* [WHAT YOU ARE ASKED TO DO] Starting at the first entry, print everything through the last exactly.

* [DATA FOR REVIEW]
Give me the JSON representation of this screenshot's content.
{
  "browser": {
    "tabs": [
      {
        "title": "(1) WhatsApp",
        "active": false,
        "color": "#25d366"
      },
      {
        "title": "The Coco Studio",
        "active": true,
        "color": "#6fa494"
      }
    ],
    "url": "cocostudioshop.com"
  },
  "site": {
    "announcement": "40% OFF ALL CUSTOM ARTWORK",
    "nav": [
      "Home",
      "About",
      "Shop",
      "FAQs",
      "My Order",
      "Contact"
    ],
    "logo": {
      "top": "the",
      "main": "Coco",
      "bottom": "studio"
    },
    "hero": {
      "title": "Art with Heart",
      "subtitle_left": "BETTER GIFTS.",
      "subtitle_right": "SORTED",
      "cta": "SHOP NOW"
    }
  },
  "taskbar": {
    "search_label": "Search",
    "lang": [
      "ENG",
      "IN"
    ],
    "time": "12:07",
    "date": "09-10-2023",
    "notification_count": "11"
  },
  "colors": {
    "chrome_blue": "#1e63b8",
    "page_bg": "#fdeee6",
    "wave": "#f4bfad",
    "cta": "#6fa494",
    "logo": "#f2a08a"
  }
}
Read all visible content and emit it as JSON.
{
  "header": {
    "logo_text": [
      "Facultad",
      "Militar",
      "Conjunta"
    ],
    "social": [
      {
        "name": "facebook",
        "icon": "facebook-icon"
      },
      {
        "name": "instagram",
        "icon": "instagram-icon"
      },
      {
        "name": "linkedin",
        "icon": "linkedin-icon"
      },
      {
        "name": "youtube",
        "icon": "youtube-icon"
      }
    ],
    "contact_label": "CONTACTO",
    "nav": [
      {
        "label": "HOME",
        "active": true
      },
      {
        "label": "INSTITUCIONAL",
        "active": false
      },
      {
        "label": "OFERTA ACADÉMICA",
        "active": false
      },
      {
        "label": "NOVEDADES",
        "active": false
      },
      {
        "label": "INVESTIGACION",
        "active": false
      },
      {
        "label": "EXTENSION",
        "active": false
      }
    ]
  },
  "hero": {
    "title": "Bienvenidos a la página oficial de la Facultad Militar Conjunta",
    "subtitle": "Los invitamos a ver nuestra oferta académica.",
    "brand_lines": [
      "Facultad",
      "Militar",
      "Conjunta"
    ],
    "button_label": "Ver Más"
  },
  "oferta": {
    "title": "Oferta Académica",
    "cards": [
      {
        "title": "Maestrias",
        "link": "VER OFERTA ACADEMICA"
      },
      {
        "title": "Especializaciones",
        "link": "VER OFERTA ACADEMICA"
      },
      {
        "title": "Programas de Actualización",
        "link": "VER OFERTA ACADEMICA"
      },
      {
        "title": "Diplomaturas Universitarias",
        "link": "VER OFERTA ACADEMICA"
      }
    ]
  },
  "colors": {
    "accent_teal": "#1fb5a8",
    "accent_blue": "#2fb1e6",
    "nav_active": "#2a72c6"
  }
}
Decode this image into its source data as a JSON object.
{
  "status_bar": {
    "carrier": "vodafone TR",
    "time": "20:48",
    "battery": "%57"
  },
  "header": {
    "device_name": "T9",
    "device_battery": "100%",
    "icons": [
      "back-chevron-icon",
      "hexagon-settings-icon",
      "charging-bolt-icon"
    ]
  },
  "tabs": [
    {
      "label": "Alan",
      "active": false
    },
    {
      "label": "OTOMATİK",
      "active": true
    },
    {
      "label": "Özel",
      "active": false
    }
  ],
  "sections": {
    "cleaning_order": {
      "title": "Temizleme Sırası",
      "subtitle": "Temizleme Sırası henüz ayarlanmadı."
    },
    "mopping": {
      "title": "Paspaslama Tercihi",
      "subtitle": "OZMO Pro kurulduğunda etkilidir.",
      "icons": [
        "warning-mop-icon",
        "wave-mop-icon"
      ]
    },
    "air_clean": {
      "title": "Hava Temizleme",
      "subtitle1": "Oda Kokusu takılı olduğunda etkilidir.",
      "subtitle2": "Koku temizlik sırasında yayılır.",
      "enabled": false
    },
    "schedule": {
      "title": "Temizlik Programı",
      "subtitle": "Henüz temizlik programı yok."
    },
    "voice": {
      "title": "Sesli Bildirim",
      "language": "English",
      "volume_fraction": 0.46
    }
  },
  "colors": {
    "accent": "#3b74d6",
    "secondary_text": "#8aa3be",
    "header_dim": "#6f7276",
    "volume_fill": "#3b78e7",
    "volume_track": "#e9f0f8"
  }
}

* [FINISHED TASK]
Give me the JSON representation of this screenshot's content.
{
  "browser": {
    "tabs": [
      {
        "title": "(1) WhatsApp",
        "active": false,
        "color": "#25d366"
      },
      {
        "title": "The Coco Studio",
        "active": true,
        "color": "#6fa494"
      }
    ],
    "url": "cocostudioshop.com"
  },
  "site": {
    "announcement": "40% OFF ALL CUSTOM ARTWORK",
    "nav": [
      "Home",
      "About",
      "Shop",
      "FAQs",
      "My Order",
      "Contact"
    ],
    "logo": {
      "top": "the",
      "main": "Coco",
      "bottom": "studio"
    },
    "hero": {
      "title": "Art with Heart",
      "subtitle_left": "BETTER GIFTS.",
      "subtitle_right": "SORTED",
      "cta": "SHOP NOW"
    }
  },
  "taskbar": {
    "search_label": "Search",
    "lang": [
      "ENG",
      "IN"
    ],
    "time": "12:07",
    "date": "09-10-2023",
    "notification_count": "11"
  },
  "colors": {
    "chrome_blue": "#1e63b8",
    "page_bg": "#fdeee6",
    "wave": "#f4bfad",
    "cta": "#6fa494",
    "logo": "#f2a08a"
  }
}
Read all visible content and emit it as JSON.
{
  "header": {
    "logo_text": [
      "Facultad",
      "Militar",
      "Conjunta"
    ],
    "social": [
      {
        "name": "facebook",
        "icon": "facebook-icon"
      },
      {
        "name": "instagram",
        "icon": "instagram-icon"
      },
      {
        "name": "linkedin",
        "icon": "linkedin-icon"
      },
      {
        "name": "youtube",
        "icon": "youtube-icon"
      }
    ],
    "contact_label": "CONTACTO",
    "nav": [
      {
        "label": "HOME",
        "active": true
      },
      {
        "label": "INSTITUCIONAL",
        "active": false
      },
      {
        "label": "OFERTA ACADÉMICA",
        "active": false
      },
      {
        "label": "NOVEDADES",
        "active": false
      },
      {
        "label": "INVESTIGACION",
        "active": false
      },
      {
        "label": "EXTENSION",
        "active": false
      }
    ]
  },
  "hero": {
    "title": "Bienvenidos a la página oficial de la Facultad Militar Conjunta",
    "subtitle": "Los invitamos a ver nuestra oferta académica.",
    "brand_lines": [
      "Facultad",
      "Militar",
      "Conjunta"
    ],
    "button_label": "Ver Más"
  },
  "oferta": {
    "title": "Oferta Académica",
    "cards": [
      {
        "title": "Maestrias",
        "link": "VER OFERTA ACADEMICA"
      },
      {
        "title": "Especializaciones",
        "link": "VER OFERTA ACADEMICA"
      },
      {
        "title": "Programas de Actualización",
        "link": "VER OFERTA ACADEMICA"
      },
      {
        "title": "Diplomaturas Universitarias",
        "link": "VER OFERTA ACADEMICA"
      }
    ]
  },
  "colors": {
    "accent_teal": "#1fb5a8",
    "accent_blue": "#2fb1e6",
    "nav_active": "#2a72c6"
  }
}
Decode this image into its source data as a JSON object.
{
  "status_bar": {
    "carrier": "vodafone TR",
    "time": "20:48",
    "battery": "%57"
  },
  "header": {
    "device_name": "T9",
    "device_battery": "100%",
    "icons": [
      "back-chevron-icon",
      "hexagon-settings-icon",
      "charging-bolt-icon"
    ]
  },
  "tabs": [
    {
      "label": "Alan",
      "active": false
    },
    {
      "label": "OTOMATİK",
      "active": true
    },
    {
      "label": "Özel",
      "active": false
    }
  ],
  "sections": {
    "cleaning_order": {
      "title": "Temizleme Sırası",
      "subtitle": "Temizleme Sırası henüz ayarlanmadı."
    },
    "mopping": {
      "title": "Paspaslama Tercihi",
      "subtitle": "OZMO Pro kurulduğunda etkilidir.",
      "icons": [
        "warning-mop-icon",
        "wave-mop-icon"
      ]
    },
    "air_clean": {
      "title": "Hava Temizleme",
      "subtitle1": "Oda Kokusu takılı olduğunda etkilidir.",
      "subtitle2": "Koku temizlik sırasında yayılır.",
      "enabled": false
    },
    "schedule": {
      "title": "Temizlik Programı",
      "subtitle": "Henüz temizlik programı yok."
    },
    "voice": {
      "title": "Sesli Bildirim",
      "language": "English",
      "volume_fraction": 0.46
    }
  },
  "colors": {
    "accent": "#3b74d6",
    "secondary_text": "#8aa3be",
    "header_dim": "#6f7276",
    "volume_fill": "#3b78e7",
    "volume_track": "#e9f0f8"
  }
}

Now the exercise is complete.